Task goal: Write the listing out again word for word, excluding any pictures.
[Material provided Boundary: Start]
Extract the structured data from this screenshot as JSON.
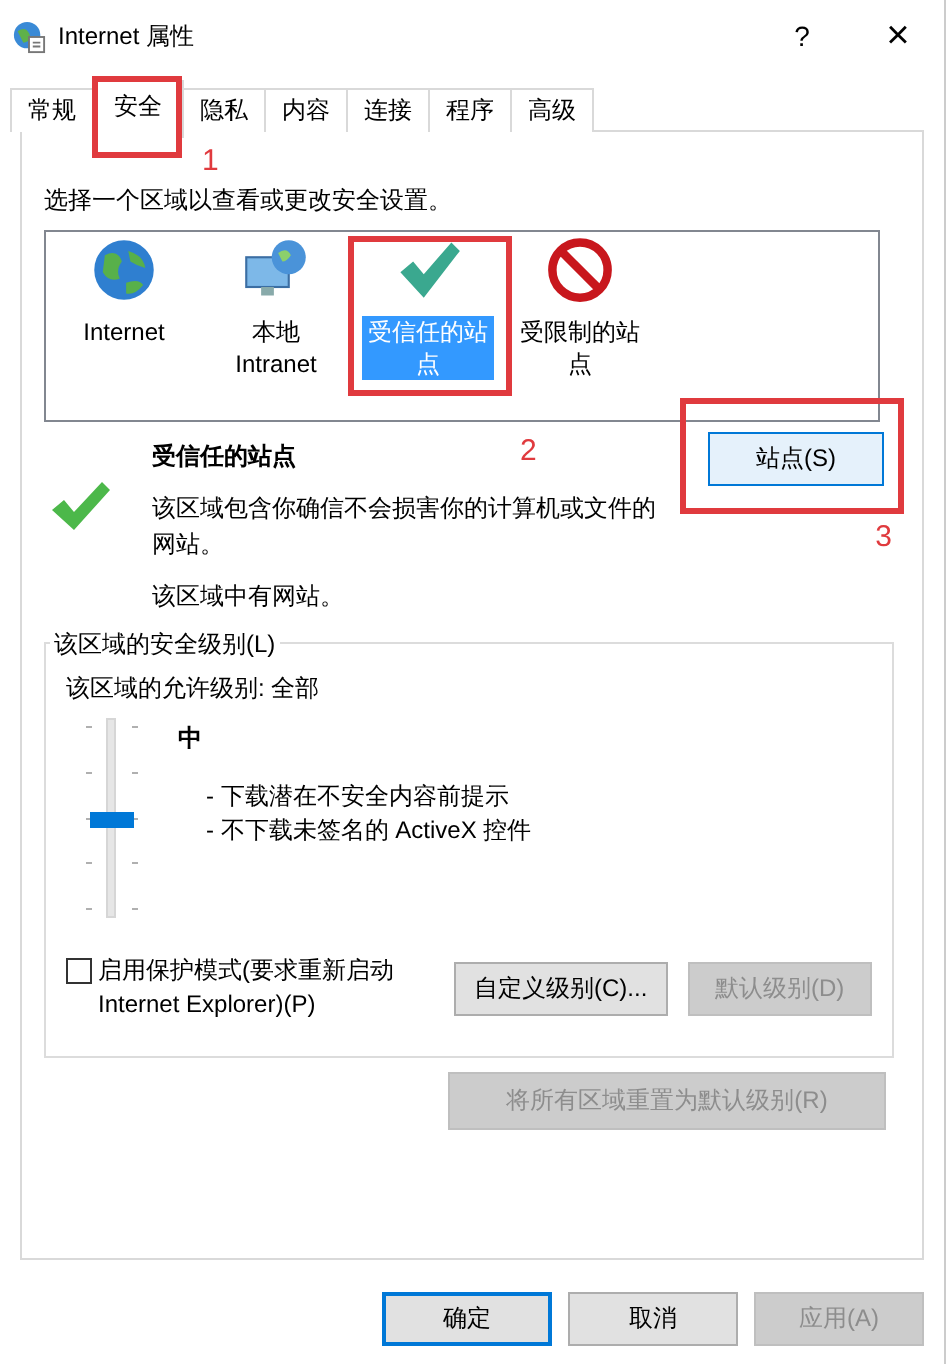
{
  "window": {
    "title": "Internet 属性",
    "help": "?",
    "close": "×"
  },
  "tabs": [
    {
      "label": "常规",
      "selected": false
    },
    {
      "label": "安全",
      "selected": true,
      "annotation": "1"
    },
    {
      "label": "隐私",
      "selected": false
    },
    {
      "label": "内容",
      "selected": false
    },
    {
      "label": "连接",
      "selected": false
    },
    {
      "label": "程序",
      "selected": false
    },
    {
      "label": "高级",
      "selected": false
    }
  ],
  "prompt": "选择一个区域以查看或更改安全设置。",
  "zones": [
    {
      "label": "Internet",
      "kind": "globe",
      "selected": false
    },
    {
      "label": "本地 Intranet",
      "kind": "intranet",
      "selected": false
    },
    {
      "label": "受信任的站点",
      "kind": "trusted",
      "selected": true,
      "annotation": "2"
    },
    {
      "label": "受限制的站点",
      "kind": "restricted",
      "selected": false
    }
  ],
  "zone_info": {
    "title": "受信任的站点",
    "description": "该区域包含你确信不会损害你的计算机或文件的网站。",
    "note": "该区域中有网站。",
    "sites_button": {
      "label": "站点(S)",
      "annotation": "3"
    }
  },
  "security_level": {
    "legend": "该区域的安全级别(L)",
    "allowed": "该区域的允许级别: 全部",
    "slider": {
      "level": 0.5
    },
    "level_name": "中",
    "bullets": [
      "- 下载潜在不安全内容前提示",
      "- 不下载未签名的 ActiveX 控件"
    ],
    "protected_mode": {
      "label": "启用保护模式(要求重新启动 Internet Explorer)(P)",
      "checked": false
    },
    "buttons": [
      {
        "label": "自定义级别(C)...",
        "disabled": false
      },
      {
        "label": "默认级别(D)",
        "disabled": true
      }
    ]
  },
  "reset_button": {
    "label": "将所有区域重置为默认级别(R)",
    "disabled": true
  },
  "dialog_buttons": [
    {
      "label": "确定",
      "disabled": false,
      "default": true
    },
    {
      "label": "取消",
      "disabled": false,
      "default": false
    },
    {
      "label": "应用(A)",
      "disabled": true,
      "default": false
    }
  ]
}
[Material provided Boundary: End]
Output below:
Extract the structured data from this screenshot as JSON.
{
  "window": {
    "title": "Internet 属性",
    "help": "?",
    "close": "×"
  },
  "tabs": [
    {
      "label": "常规",
      "selected": false
    },
    {
      "label": "安全",
      "selected": true,
      "annotation": "1"
    },
    {
      "label": "隐私",
      "selected": false
    },
    {
      "label": "内容",
      "selected": false
    },
    {
      "label": "连接",
      "selected": false
    },
    {
      "label": "程序",
      "selected": false
    },
    {
      "label": "高级",
      "selected": false
    }
  ],
  "prompt": "选择一个区域以查看或更改安全设置。",
  "zones": [
    {
      "label": "Internet",
      "kind": "globe",
      "selected": false
    },
    {
      "label": "本地 Intranet",
      "kind": "intranet",
      "selected": false
    },
    {
      "label": "受信任的站点",
      "kind": "trusted",
      "selected": true,
      "annotation": "2"
    },
    {
      "label": "受限制的站点",
      "kind": "restricted",
      "selected": false
    }
  ],
  "zone_info": {
    "title": "受信任的站点",
    "description": "该区域包含你确信不会损害你的计算机或文件的网站。",
    "note": "该区域中有网站。",
    "sites_button": {
      "label": "站点(S)",
      "annotation": "3"
    }
  },
  "security_level": {
    "legend": "该区域的安全级别(L)",
    "allowed": "该区域的允许级别: 全部",
    "slider": {
      "level": 0.5
    },
    "level_name": "中",
    "bullets": [
      "- 下载潜在不安全内容前提示",
      "- 不下载未签名的 ActiveX 控件"
    ],
    "protected_mode": {
      "label": "启用保护模式(要求重新启动 Internet Explorer)(P)",
      "checked": false
    },
    "buttons": [
      {
        "label": "自定义级别(C)...",
        "disabled": false
      },
      {
        "label": "默认级别(D)",
        "disabled": true
      }
    ]
  },
  "reset_button": {
    "label": "将所有区域重置为默认级别(R)",
    "disabled": true
  },
  "dialog_buttons": [
    {
      "label": "确定",
      "disabled": false,
      "default": true
    },
    {
      "label": "取消",
      "disabled": false,
      "default": false
    },
    {
      "label": "应用(A)",
      "disabled": true,
      "default": false
    }
  ]
}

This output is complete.